A name that brings instant recognition to football fans in Texas but perhaps not nation wide, defensive guard John LaGrone was a throwback, even during the throwback era of the 1960’s. An undersized two-way lineman in high school at 5’10” and 190 pounds, he remained undersized at 210 while a three-time All Conference and two-time All American at SMU. Of course, he was not “just a small” player. LaGrone was variously described by opponents and coaches as “solid as stone,” “he loved contact,” and “when he hit you, he hurt you.” The undisputed team leader wherever he played, he allowed his own play and quiet leadership to turn every team he represented, rise to a championship level. At Borger High School, what had been a moribund program flourished when legendary Gene Mayfield became the coach in 1957 and enjoyed the leadership that LaGrone provided.  During his three high school varsity seasons as a two-way lineman, he was named All State guard twice when only eleven players in any season received All State honors. His team won three District Championships and lost in the 1962 State Championship Game. One of the few to be named as a unanimous All State selection LaGrone chose SMU for its academics and style of defense that stressed quickness, his forte, though anyone who could walk up and down forty-five degree inclined concrete walls on their hands, as LaGrone regularly did, was certainly one of exceptional strength. An off-season workout warrior, LaGrone’s hustle sparked the Ponies to the 1966 Southwest Conference Championship while he garnered three-time All SWC honors, Consensus All American, and Academic All American notice. At Edmonton of the Canadian Football League, he joined a mediocre bunch in ’67, made the All CFL squad twice, and was named as the CFL Most Valuable Defensive Lineman in 1969. The team, like his squads at Borger and SMU, rose to play in both the 1973 and ’74 Grey Cup Games. His football honors were many and include being named to the Texas High School Football Hall Of Fame, The Texas High School All Time Team of The Decade, The Southwest Conference Team Of The Decade, and he is considered by many experts to be the greatest defensive player in the history of the Texas Panhandle region.  In his football off-seasons, LaGrone earned his law degree at Baylor and for many years, dating from 1991, sat as the Judge for the 316th District Court in Hutchinson County Texas.

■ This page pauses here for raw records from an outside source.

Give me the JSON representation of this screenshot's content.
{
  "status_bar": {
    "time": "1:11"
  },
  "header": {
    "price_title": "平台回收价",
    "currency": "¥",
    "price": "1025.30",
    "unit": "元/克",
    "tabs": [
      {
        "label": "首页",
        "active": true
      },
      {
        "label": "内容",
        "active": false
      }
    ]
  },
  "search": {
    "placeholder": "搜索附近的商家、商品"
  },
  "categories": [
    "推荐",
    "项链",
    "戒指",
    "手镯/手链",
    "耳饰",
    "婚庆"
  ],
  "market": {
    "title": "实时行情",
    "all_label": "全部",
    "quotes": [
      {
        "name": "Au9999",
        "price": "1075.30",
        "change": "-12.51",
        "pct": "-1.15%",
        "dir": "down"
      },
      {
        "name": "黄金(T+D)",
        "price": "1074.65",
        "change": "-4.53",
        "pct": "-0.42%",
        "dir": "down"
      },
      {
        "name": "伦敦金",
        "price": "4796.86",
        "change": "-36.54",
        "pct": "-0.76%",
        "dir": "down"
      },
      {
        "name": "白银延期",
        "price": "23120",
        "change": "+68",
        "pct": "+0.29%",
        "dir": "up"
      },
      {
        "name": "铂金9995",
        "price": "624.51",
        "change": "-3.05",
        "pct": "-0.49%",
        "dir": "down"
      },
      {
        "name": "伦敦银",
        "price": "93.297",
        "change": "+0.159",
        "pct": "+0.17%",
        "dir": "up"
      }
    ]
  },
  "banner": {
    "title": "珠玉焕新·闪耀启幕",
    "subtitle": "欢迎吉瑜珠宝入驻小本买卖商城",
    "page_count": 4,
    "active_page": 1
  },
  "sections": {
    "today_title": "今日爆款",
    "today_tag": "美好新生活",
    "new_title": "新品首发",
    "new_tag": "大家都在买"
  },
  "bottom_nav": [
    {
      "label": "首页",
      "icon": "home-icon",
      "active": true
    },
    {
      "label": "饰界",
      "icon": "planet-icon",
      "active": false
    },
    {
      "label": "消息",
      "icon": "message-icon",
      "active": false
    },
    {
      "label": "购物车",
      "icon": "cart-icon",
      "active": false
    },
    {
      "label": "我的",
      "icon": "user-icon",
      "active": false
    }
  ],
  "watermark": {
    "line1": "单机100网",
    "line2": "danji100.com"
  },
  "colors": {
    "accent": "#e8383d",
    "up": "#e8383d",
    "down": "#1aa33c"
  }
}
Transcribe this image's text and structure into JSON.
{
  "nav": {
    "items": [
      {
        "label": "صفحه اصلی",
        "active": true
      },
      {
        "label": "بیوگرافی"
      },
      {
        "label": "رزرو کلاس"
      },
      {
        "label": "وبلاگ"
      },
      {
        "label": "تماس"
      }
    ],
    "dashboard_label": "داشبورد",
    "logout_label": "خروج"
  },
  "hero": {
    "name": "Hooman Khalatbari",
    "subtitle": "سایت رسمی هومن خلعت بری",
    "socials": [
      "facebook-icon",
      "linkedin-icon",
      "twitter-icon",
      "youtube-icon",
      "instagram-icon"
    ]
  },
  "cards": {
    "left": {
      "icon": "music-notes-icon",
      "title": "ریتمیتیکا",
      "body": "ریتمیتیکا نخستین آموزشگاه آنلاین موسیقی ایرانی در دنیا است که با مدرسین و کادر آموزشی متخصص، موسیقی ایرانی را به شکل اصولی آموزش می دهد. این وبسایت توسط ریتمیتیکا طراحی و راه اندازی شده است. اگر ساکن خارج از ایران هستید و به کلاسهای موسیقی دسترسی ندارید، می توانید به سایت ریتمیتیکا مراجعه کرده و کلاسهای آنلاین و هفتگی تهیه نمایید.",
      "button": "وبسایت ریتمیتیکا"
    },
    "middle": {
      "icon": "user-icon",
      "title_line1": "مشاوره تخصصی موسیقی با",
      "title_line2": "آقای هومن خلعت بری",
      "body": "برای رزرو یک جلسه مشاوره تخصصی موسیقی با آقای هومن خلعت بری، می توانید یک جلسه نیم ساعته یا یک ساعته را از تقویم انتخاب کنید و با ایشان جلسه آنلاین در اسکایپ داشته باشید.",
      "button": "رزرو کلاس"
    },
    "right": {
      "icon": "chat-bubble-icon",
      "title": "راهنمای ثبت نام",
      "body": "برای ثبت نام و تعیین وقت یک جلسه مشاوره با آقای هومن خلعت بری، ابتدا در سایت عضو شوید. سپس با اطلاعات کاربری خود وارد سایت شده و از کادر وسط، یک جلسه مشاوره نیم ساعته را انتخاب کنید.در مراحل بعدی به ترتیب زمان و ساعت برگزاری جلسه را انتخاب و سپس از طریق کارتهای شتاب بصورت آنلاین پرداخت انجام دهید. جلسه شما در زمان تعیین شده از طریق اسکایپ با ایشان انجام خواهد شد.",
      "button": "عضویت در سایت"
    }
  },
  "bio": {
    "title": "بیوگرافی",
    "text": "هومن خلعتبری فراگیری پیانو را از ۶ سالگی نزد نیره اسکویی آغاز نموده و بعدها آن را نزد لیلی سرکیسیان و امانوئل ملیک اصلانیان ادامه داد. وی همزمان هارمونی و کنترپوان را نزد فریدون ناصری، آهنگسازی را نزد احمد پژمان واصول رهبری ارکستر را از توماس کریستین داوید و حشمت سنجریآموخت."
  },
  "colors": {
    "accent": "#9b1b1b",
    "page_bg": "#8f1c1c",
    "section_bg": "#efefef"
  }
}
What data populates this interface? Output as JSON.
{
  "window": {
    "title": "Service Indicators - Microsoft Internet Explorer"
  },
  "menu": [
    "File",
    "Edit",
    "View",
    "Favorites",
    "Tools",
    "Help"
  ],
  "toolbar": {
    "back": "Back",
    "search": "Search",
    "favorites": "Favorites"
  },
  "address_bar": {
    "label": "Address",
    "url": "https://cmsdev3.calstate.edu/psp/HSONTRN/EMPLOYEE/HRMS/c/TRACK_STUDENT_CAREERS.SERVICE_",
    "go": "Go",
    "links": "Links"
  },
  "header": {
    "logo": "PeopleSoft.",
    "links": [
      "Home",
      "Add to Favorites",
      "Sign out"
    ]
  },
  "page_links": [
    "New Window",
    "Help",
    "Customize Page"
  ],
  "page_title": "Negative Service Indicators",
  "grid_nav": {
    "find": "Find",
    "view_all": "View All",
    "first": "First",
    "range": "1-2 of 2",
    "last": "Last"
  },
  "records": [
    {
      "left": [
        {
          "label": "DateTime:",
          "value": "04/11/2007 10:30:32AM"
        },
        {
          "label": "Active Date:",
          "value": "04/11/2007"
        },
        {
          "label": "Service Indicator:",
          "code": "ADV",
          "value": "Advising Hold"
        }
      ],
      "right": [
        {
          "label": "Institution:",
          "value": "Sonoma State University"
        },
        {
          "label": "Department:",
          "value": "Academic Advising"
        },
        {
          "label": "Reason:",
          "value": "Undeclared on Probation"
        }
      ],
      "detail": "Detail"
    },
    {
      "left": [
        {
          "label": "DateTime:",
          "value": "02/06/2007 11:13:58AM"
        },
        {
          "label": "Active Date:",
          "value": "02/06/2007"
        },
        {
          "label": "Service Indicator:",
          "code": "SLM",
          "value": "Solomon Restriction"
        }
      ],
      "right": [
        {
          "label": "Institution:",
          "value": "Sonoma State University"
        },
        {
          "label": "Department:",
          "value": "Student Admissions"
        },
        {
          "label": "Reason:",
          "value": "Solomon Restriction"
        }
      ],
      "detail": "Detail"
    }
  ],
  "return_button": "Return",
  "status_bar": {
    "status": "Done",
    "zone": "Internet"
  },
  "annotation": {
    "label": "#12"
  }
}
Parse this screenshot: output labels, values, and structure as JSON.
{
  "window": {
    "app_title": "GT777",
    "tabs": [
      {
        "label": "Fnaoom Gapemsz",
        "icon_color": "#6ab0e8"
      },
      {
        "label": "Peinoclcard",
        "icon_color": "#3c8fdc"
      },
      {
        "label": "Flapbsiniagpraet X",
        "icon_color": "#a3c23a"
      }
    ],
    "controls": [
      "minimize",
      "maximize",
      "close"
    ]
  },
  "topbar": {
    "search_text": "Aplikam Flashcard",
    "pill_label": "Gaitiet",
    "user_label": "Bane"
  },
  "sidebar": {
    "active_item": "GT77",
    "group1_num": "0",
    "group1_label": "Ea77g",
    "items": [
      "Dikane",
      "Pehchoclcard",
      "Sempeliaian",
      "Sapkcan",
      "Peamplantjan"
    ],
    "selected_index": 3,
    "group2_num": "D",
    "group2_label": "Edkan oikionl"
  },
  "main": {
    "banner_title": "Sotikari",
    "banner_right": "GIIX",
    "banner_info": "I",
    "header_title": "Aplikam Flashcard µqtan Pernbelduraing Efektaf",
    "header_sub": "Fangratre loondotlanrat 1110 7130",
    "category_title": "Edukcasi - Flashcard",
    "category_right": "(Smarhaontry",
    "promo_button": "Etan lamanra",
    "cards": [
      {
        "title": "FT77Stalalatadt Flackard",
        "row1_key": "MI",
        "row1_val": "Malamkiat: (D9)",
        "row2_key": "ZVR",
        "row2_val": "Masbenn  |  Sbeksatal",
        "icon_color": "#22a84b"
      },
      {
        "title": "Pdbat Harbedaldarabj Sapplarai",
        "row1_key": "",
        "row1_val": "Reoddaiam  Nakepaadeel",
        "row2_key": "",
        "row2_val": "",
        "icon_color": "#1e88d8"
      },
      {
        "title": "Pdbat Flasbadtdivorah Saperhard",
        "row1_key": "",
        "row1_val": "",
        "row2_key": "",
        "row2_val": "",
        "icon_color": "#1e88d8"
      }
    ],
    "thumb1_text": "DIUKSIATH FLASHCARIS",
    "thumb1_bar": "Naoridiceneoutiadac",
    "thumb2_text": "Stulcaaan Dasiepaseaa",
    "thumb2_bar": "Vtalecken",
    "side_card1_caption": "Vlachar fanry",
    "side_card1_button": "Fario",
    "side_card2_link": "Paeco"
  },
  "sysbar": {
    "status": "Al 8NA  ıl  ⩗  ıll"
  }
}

If interested in any of these SMU helmets please click on the photos below.